§ **App and web page records**
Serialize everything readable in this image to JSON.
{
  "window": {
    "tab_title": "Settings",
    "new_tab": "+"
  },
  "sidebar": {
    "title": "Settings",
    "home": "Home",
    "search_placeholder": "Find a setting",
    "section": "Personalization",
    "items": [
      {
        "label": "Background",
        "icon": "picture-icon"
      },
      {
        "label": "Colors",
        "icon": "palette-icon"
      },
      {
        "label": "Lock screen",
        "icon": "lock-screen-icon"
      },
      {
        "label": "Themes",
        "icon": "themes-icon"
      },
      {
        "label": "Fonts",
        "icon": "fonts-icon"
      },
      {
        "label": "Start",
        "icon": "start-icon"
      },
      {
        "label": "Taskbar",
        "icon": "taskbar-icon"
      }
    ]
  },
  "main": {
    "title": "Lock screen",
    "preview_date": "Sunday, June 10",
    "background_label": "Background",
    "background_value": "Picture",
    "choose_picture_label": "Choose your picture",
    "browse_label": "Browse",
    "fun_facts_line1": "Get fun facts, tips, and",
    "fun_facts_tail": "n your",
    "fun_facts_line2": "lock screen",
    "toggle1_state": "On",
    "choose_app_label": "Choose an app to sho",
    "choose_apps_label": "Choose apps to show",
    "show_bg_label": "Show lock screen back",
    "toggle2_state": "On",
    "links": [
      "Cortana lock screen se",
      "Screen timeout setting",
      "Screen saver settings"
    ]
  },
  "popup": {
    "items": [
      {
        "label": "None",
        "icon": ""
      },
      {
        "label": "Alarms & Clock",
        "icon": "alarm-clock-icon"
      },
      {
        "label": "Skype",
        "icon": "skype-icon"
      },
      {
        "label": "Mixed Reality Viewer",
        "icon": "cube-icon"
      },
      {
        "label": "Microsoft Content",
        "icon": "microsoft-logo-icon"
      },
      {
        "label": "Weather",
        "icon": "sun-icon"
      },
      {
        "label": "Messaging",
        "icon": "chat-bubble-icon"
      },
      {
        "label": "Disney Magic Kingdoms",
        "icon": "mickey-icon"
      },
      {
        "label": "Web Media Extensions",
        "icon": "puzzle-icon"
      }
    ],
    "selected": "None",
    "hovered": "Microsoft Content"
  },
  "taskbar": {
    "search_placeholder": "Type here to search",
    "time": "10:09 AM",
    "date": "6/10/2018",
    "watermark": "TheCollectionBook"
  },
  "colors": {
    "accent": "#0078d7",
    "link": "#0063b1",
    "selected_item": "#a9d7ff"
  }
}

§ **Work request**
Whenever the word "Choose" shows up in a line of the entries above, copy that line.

§ **Reply to the task**
    "choose_picture_label": "Choose your picture",
    "choose_app_label": "Choose an app to sho",
    "choose_apps_label": "Choose apps to show",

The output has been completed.